[TASK DETAILS]
Without skipping anything, write out each record below exactly.

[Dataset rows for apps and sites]

• • • •

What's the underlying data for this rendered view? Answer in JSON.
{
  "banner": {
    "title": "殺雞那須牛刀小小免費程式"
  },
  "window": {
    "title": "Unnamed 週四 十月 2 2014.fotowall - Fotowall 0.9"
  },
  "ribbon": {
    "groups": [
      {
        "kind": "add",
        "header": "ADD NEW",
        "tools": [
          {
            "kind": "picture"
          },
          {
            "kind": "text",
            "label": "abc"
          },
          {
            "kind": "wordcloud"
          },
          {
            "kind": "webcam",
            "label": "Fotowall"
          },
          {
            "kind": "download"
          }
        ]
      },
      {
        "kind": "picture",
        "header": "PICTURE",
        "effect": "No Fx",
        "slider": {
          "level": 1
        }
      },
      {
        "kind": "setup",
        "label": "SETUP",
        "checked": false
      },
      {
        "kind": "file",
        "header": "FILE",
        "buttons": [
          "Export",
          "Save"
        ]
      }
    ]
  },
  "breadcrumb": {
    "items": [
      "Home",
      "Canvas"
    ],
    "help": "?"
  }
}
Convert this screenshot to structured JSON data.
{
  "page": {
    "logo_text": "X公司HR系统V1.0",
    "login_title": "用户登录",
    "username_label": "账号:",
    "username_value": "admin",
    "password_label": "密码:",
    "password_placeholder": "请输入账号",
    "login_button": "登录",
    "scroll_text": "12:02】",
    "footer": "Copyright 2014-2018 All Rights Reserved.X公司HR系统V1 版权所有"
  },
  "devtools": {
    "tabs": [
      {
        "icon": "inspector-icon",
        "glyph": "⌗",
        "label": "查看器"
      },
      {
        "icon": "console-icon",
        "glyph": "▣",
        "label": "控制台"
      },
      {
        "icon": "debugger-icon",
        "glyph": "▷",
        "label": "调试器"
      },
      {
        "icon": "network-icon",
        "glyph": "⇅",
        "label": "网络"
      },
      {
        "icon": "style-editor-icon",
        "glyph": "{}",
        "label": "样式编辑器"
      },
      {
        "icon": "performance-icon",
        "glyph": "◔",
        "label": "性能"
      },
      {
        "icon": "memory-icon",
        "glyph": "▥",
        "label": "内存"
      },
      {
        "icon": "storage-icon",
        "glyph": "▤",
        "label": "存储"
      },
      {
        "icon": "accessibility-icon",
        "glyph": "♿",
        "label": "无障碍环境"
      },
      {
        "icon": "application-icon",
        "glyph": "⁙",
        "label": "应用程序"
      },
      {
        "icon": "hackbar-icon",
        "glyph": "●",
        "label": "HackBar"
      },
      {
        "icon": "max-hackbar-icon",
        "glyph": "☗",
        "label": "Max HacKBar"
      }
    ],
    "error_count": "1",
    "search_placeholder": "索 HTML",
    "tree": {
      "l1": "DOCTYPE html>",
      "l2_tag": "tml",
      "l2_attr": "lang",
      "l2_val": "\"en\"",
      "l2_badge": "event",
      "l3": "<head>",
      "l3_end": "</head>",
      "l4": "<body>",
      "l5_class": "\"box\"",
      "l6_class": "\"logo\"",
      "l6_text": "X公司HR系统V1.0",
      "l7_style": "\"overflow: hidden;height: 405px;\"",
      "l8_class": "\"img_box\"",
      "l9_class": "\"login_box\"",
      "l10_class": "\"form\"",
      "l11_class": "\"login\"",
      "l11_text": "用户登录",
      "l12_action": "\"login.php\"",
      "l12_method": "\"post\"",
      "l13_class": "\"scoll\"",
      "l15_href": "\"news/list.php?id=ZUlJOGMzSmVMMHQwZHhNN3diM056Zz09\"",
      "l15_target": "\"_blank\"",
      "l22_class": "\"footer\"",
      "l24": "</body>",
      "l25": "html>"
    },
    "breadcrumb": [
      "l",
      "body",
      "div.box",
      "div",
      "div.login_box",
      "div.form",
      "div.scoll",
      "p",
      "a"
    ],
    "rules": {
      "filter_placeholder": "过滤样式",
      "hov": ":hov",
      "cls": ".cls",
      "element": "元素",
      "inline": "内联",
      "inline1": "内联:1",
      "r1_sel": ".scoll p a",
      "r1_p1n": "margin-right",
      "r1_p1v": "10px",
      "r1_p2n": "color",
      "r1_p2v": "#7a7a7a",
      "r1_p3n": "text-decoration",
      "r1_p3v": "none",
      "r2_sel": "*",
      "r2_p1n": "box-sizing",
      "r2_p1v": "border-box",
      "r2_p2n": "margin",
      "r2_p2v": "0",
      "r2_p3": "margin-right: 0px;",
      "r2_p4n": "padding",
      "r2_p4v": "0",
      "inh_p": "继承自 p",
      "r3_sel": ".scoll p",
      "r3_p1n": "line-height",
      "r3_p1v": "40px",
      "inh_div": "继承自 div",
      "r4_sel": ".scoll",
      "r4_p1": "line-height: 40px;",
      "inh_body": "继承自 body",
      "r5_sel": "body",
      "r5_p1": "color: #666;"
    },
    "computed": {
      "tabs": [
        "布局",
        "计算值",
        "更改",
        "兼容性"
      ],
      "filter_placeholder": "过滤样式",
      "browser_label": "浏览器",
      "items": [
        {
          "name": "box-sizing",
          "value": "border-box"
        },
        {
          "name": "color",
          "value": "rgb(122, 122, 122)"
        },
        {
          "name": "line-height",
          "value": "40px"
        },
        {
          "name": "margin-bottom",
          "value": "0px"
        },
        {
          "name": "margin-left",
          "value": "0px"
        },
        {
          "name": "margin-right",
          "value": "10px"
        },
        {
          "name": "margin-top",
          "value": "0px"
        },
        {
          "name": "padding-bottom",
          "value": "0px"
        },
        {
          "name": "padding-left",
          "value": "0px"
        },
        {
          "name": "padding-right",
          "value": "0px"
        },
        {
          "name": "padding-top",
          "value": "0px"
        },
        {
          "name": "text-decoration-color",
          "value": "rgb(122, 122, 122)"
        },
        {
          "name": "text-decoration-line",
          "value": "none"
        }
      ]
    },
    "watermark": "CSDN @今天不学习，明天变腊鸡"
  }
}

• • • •

[SOLUTION FOR THIS PROBLEM]
What's the underlying data for this rendered view? Answer in JSON.
{
  "banner": {
    "title": "殺雞那須牛刀小小免費程式"
  },
  "window": {
    "title": "Unnamed 週四 十月 2 2014.fotowall - Fotowall 0.9"
  },
  "ribbon": {
    "groups": [
      {
        "kind": "add",
        "header": "ADD NEW",
        "tools": [
          {
            "kind": "picture"
          },
          {
            "kind": "text",
            "label": "abc"
          },
          {
            "kind": "wordcloud"
          },
          {
            "kind": "webcam",
            "label": "Fotowall"
          },
          {
            "kind": "download"
          }
        ]
      },
      {
        "kind": "picture",
        "header": "PICTURE",
        "effect": "No Fx",
        "slider": {
          "level": 1
        }
      },
      {
        "kind": "setup",
        "label": "SETUP",
        "checked": false
      },
      {
        "kind": "file",
        "header": "FILE",
        "buttons": [
          "Export",
          "Save"
        ]
      }
    ]
  },
  "breadcrumb": {
    "items": [
      "Home",
      "Canvas"
    ],
    "help": "?"
  }
}
Convert this screenshot to structured JSON data.
{
  "page": {
    "logo_text": "X公司HR系统V1.0",
    "login_title": "用户登录",
    "username_label": "账号:",
    "username_value": "admin",
    "password_label": "密码:",
    "password_placeholder": "请输入账号",
    "login_button": "登录",
    "scroll_text": "12:02】",
    "footer": "Copyright 2014-2018 All Rights Reserved.X公司HR系统V1 版权所有"
  },
  "devtools": {
    "tabs": [
      {
        "icon": "inspector-icon",
        "glyph": "⌗",
        "label": "查看器"
      },
      {
        "icon": "console-icon",
        "glyph": "▣",
        "label": "控制台"
      },
      {
        "icon": "debugger-icon",
        "glyph": "▷",
        "label": "调试器"
      },
      {
        "icon": "network-icon",
        "glyph": "⇅",
        "label": "网络"
      },
      {
        "icon": "style-editor-icon",
        "glyph": "{}",
        "label": "样式编辑器"
      },
      {
        "icon": "performance-icon",
        "glyph": "◔",
        "label": "性能"
      },
      {
        "icon": "memory-icon",
        "glyph": "▥",
        "label": "内存"
      },
      {
        "icon": "storage-icon",
        "glyph": "▤",
        "label": "存储"
      },
      {
        "icon": "accessibility-icon",
        "glyph": "♿",
        "label": "无障碍环境"
      },
      {
        "icon": "application-icon",
        "glyph": "⁙",
        "label": "应用程序"
      },
      {
        "icon": "hackbar-icon",
        "glyph": "●",
        "label": "HackBar"
      },
      {
        "icon": "max-hackbar-icon",
        "glyph": "☗",
        "label": "Max HacKBar"
      }
    ],
    "error_count": "1",
    "search_placeholder": "索 HTML",
    "tree": {
      "l1": "DOCTYPE html>",
      "l2_tag": "tml",
      "l2_attr": "lang",
      "l2_val": "\"en\"",
      "l2_badge": "event",
      "l3": "<head>",
      "l3_end": "</head>",
      "l4": "<body>",
      "l5_class": "\"box\"",
      "l6_class": "\"logo\"",
      "l6_text": "X公司HR系统V1.0",
      "l7_style": "\"overflow: hidden;height: 405px;\"",
      "l8_class": "\"img_box\"",
      "l9_class": "\"login_box\"",
      "l10_class": "\"form\"",
      "l11_class": "\"login\"",
      "l11_text": "用户登录",
      "l12_action": "\"login.php\"",
      "l12_method": "\"post\"",
      "l13_class": "\"scoll\"",
      "l15_href": "\"news/list.php?id=ZUlJOGMzSmVMMHQwZHhNN3diM056Zz09\"",
      "l15_target": "\"_blank\"",
      "l22_class": "\"footer\"",
      "l24": "</body>",
      "l25": "html>"
    },
    "breadcrumb": [
      "l",
      "body",
      "div.box",
      "div",
      "div.login_box",
      "div.form",
      "div.scoll",
      "p",
      "a"
    ],
    "rules": {
      "filter_placeholder": "过滤样式",
      "hov": ":hov",
      "cls": ".cls",
      "element": "元素",
      "inline": "内联",
      "inline1": "内联:1",
      "r1_sel": ".scoll p a",
      "r1_p1n": "margin-right",
      "r1_p1v": "10px",
      "r1_p2n": "color",
      "r1_p2v": "#7a7a7a",
      "r1_p3n": "text-decoration",
      "r1_p3v": "none",
      "r2_sel": "*",
      "r2_p1n": "box-sizing",
      "r2_p1v": "border-box",
      "r2_p2n": "margin",
      "r2_p2v": "0",
      "r2_p3": "margin-right: 0px;",
      "r2_p4n": "padding",
      "r2_p4v": "0",
      "inh_p": "继承自 p",
      "r3_sel": ".scoll p",
      "r3_p1n": "line-height",
      "r3_p1v": "40px",
      "inh_div": "继承自 div",
      "r4_sel": ".scoll",
      "r4_p1": "line-height: 40px;",
      "inh_body": "继承自 body",
      "r5_sel": "body",
      "r5_p1": "color: #666;"
    },
    "computed": {
      "tabs": [
        "布局",
        "计算值",
        "更改",
        "兼容性"
      ],
      "filter_placeholder": "过滤样式",
      "browser_label": "浏览器",
      "items": [
        {
          "name": "box-sizing",
          "value": "border-box"
        },
        {
          "name": "color",
          "value": "rgb(122, 122, 122)"
        },
        {
          "name": "line-height",
          "value": "40px"
        },
        {
          "name": "margin-bottom",
          "value": "0px"
        },
        {
          "name": "margin-left",
          "value": "0px"
        },
        {
          "name": "margin-right",
          "value": "10px"
        },
        {
          "name": "margin-top",
          "value": "0px"
        },
        {
          "name": "padding-bottom",
          "value": "0px"
        },
        {
          "name": "padding-left",
          "value": "0px"
        },
        {
          "name": "padding-right",
          "value": "0px"
        },
        {
          "name": "padding-top",
          "value": "0px"
        },
        {
          "name": "text-decoration-color",
          "value": "rgb(122, 122, 122)"
        },
        {
          "name": "text-decoration-line",
          "value": "none"
        }
      ]
    },
    "watermark": "CSDN @今天不学习，明天变腊鸡"
  }
}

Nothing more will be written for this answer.